YOUR INSTRUCTIONS
The answer must consist of every line from the data that holds "info".

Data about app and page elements
============================================================

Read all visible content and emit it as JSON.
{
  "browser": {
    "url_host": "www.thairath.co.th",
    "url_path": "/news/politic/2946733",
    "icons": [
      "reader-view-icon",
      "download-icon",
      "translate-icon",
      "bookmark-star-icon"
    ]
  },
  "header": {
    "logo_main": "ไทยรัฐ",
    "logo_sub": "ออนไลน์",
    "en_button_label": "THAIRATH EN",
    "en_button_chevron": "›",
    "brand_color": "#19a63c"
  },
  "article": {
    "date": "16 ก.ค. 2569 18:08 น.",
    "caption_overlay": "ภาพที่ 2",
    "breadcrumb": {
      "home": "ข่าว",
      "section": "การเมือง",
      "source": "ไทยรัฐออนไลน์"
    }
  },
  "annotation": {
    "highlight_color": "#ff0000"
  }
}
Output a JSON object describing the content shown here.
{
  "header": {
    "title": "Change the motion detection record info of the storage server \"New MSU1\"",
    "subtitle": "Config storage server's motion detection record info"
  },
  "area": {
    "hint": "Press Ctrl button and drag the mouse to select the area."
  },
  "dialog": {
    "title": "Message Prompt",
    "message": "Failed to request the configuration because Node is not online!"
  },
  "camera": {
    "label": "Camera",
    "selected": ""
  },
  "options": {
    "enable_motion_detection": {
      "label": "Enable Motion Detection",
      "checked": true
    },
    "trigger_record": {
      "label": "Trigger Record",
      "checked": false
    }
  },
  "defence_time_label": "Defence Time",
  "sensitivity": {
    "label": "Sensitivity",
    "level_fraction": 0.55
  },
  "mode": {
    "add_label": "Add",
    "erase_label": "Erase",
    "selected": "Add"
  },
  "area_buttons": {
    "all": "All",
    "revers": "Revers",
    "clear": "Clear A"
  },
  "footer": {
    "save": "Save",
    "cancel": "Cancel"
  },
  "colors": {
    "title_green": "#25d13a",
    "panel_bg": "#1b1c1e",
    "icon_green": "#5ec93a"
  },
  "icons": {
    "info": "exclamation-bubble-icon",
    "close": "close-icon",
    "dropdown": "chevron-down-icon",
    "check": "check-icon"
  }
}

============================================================

EXPECTED OUTPUT
    "title": "Change the motion detection record info of the storage server \"New MSU1\"",
    "subtitle": "Config storage server's motion detection record info"
    "info": "exclamation-bubble-icon",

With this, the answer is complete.